[Element data from apps and pages]

□ □ □ □ □

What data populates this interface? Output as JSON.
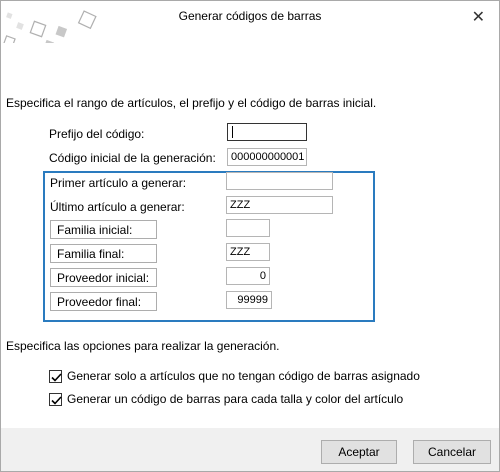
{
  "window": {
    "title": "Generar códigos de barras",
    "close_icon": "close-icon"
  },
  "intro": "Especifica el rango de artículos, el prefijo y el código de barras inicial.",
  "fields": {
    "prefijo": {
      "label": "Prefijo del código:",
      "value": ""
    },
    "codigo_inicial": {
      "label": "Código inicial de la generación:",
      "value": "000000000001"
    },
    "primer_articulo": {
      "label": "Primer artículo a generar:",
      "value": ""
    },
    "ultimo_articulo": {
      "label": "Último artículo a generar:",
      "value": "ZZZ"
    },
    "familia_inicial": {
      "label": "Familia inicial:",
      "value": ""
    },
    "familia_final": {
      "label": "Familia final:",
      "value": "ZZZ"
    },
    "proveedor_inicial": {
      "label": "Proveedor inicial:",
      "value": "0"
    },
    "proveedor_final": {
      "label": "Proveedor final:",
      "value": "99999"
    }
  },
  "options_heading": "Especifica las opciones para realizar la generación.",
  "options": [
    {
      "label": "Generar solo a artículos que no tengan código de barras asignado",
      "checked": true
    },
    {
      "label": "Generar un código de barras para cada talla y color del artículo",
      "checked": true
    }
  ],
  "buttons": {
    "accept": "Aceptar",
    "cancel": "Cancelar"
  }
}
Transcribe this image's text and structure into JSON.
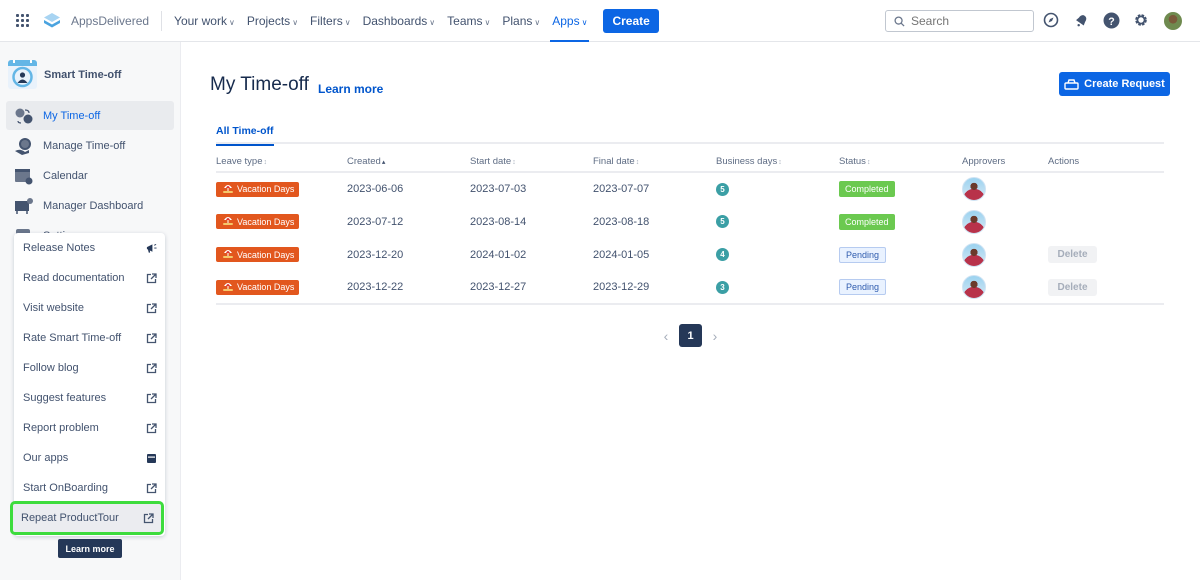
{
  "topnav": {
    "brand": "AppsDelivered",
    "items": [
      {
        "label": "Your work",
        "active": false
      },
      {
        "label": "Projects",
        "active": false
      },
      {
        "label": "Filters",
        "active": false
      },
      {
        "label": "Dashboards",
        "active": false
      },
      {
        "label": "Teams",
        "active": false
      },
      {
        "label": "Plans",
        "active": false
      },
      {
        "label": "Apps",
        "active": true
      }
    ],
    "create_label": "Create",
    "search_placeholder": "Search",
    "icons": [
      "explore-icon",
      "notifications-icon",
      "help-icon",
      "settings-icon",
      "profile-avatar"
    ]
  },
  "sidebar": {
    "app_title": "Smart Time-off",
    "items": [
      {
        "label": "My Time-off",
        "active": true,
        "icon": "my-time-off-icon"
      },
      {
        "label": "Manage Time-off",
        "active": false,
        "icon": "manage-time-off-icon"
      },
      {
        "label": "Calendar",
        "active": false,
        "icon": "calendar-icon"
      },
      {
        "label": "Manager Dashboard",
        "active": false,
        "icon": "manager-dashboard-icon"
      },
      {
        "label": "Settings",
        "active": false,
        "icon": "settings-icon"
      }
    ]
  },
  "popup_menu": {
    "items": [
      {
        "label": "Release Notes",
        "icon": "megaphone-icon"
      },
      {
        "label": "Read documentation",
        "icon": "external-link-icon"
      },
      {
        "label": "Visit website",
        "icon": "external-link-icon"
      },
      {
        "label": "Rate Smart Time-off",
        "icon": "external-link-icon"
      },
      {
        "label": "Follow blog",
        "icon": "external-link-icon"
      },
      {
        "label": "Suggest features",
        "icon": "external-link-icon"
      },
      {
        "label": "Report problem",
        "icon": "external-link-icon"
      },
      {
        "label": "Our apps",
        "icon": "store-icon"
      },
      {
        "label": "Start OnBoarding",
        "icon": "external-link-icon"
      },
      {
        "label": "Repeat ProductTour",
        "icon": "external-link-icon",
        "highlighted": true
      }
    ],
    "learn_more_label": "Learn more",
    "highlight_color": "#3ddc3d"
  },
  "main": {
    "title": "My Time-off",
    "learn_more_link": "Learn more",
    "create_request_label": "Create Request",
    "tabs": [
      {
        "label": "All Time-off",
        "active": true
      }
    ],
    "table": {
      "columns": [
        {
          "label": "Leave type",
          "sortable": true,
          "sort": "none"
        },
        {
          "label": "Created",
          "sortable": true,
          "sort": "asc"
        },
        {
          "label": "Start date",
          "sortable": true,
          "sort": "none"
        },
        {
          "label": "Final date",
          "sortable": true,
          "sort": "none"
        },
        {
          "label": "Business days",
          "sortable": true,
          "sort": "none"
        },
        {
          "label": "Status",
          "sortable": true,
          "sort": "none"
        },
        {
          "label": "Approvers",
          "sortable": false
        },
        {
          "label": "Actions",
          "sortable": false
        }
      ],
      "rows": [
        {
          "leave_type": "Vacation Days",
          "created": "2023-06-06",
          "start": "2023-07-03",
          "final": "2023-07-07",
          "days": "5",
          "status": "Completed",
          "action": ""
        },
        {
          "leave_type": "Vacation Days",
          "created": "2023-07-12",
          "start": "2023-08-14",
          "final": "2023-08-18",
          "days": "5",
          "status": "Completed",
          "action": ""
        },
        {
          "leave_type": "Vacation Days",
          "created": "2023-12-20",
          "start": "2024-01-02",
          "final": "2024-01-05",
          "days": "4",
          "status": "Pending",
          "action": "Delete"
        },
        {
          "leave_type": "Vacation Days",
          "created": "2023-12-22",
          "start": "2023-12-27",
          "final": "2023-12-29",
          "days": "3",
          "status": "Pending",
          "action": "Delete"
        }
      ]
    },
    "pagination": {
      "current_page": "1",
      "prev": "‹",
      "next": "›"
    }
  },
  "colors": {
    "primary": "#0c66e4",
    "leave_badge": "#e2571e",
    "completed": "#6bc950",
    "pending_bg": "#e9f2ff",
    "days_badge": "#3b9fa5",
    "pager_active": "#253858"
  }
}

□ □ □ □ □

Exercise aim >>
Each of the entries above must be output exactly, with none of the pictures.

Solution for this problem >>
What data populates this interface? Output as JSON.
{
  "window": {
    "title": "Generar códigos de barras",
    "close_icon": "close-icon"
  },
  "intro": "Especifica el rango de artículos, el prefijo y el código de barras inicial.",
  "fields": {
    "prefijo": {
      "label": "Prefijo del código:",
      "value": ""
    },
    "codigo_inicial": {
      "label": "Código inicial de la generación:",
      "value": "000000000001"
    },
    "primer_articulo": {
      "label": "Primer artículo a generar:",
      "value": ""
    },
    "ultimo_articulo": {
      "label": "Último artículo a generar:",
      "value": "ZZZ"
    },
    "familia_inicial": {
      "label": "Familia inicial:",
      "value": ""
    },
    "familia_final": {
      "label": "Familia final:",
      "value": "ZZZ"
    },
    "proveedor_inicial": {
      "label": "Proveedor inicial:",
      "value": "0"
    },
    "proveedor_final": {
      "label": "Proveedor final:",
      "value": "99999"
    }
  },
  "options_heading": "Especifica las opciones para realizar la generación.",
  "options": [
    {
      "label": "Generar solo a artículos que no tengan código de barras asignado",
      "checked": true
    },
    {
      "label": "Generar un código de barras para cada talla y color del artículo",
      "checked": true
    }
  ],
  "buttons": {
    "accept": "Aceptar",
    "cancel": "Cancelar"
  }
}
Transcribe this image's text and structure into JSON.
{
  "topnav": {
    "brand": "AppsDelivered",
    "items": [
      {
        "label": "Your work",
        "active": false
      },
      {
        "label": "Projects",
        "active": false
      },
      {
        "label": "Filters",
        "active": false
      },
      {
        "label": "Dashboards",
        "active": false
      },
      {
        "label": "Teams",
        "active": false
      },
      {
        "label": "Plans",
        "active": false
      },
      {
        "label": "Apps",
        "active": true
      }
    ],
    "create_label": "Create",
    "search_placeholder": "Search",
    "icons": [
      "explore-icon",
      "notifications-icon",
      "help-icon",
      "settings-icon",
      "profile-avatar"
    ]
  },
  "sidebar": {
    "app_title": "Smart Time-off",
    "items": [
      {
        "label": "My Time-off",
        "active": true,
        "icon": "my-time-off-icon"
      },
      {
        "label": "Manage Time-off",
        "active": false,
        "icon": "manage-time-off-icon"
      },
      {
        "label": "Calendar",
        "active": false,
        "icon": "calendar-icon"
      },
      {
        "label": "Manager Dashboard",
        "active": false,
        "icon": "manager-dashboard-icon"
      },
      {
        "label": "Settings",
        "active": false,
        "icon": "settings-icon"
      }
    ]
  },
  "popup_menu": {
    "items": [
      {
        "label": "Release Notes",
        "icon": "megaphone-icon"
      },
      {
        "label": "Read documentation",
        "icon": "external-link-icon"
      },
      {
        "label": "Visit website",
        "icon": "external-link-icon"
      },
      {
        "label": "Rate Smart Time-off",
        "icon": "external-link-icon"
      },
      {
        "label": "Follow blog",
        "icon": "external-link-icon"
      },
      {
        "label": "Suggest features",
        "icon": "external-link-icon"
      },
      {
        "label": "Report problem",
        "icon": "external-link-icon"
      },
      {
        "label": "Our apps",
        "icon": "store-icon"
      },
      {
        "label": "Start OnBoarding",
        "icon": "external-link-icon"
      },
      {
        "label": "Repeat ProductTour",
        "icon": "external-link-icon",
        "highlighted": true
      }
    ],
    "learn_more_label": "Learn more",
    "highlight_color": "#3ddc3d"
  },
  "main": {
    "title": "My Time-off",
    "learn_more_link": "Learn more",
    "create_request_label": "Create Request",
    "tabs": [
      {
        "label": "All Time-off",
        "active": true
      }
    ],
    "table": {
      "columns": [
        {
          "label": "Leave type",
          "sortable": true,
          "sort": "none"
        },
        {
          "label": "Created",
          "sortable": true,
          "sort": "asc"
        },
        {
          "label": "Start date",
          "sortable": true,
          "sort": "none"
        },
        {
          "label": "Final date",
          "sortable": true,
          "sort": "none"
        },
        {
          "label": "Business days",
          "sortable": true,
          "sort": "none"
        },
        {
          "label": "Status",
          "sortable": true,
          "sort": "none"
        },
        {
          "label": "Approvers",
          "sortable": false
        },
        {
          "label": "Actions",
          "sortable": false
        }
      ],
      "rows": [
        {
          "leave_type": "Vacation Days",
          "created": "2023-06-06",
          "start": "2023-07-03",
          "final": "2023-07-07",
          "days": "5",
          "status": "Completed",
          "action": ""
        },
        {
          "leave_type": "Vacation Days",
          "created": "2023-07-12",
          "start": "2023-08-14",
          "final": "2023-08-18",
          "days": "5",
          "status": "Completed",
          "action": ""
        },
        {
          "leave_type": "Vacation Days",
          "created": "2023-12-20",
          "start": "2024-01-02",
          "final": "2024-01-05",
          "days": "4",
          "status": "Pending",
          "action": "Delete"
        },
        {
          "leave_type": "Vacation Days",
          "created": "2023-12-22",
          "start": "2023-12-27",
          "final": "2023-12-29",
          "days": "3",
          "status": "Pending",
          "action": "Delete"
        }
      ]
    },
    "pagination": {
      "current_page": "1",
      "prev": "‹",
      "next": "›"
    }
  },
  "colors": {
    "primary": "#0c66e4",
    "leave_badge": "#e2571e",
    "completed": "#6bc950",
    "pending_bg": "#e9f2ff",
    "days_badge": "#3b9fa5",
    "pager_active": "#253858"
  }
}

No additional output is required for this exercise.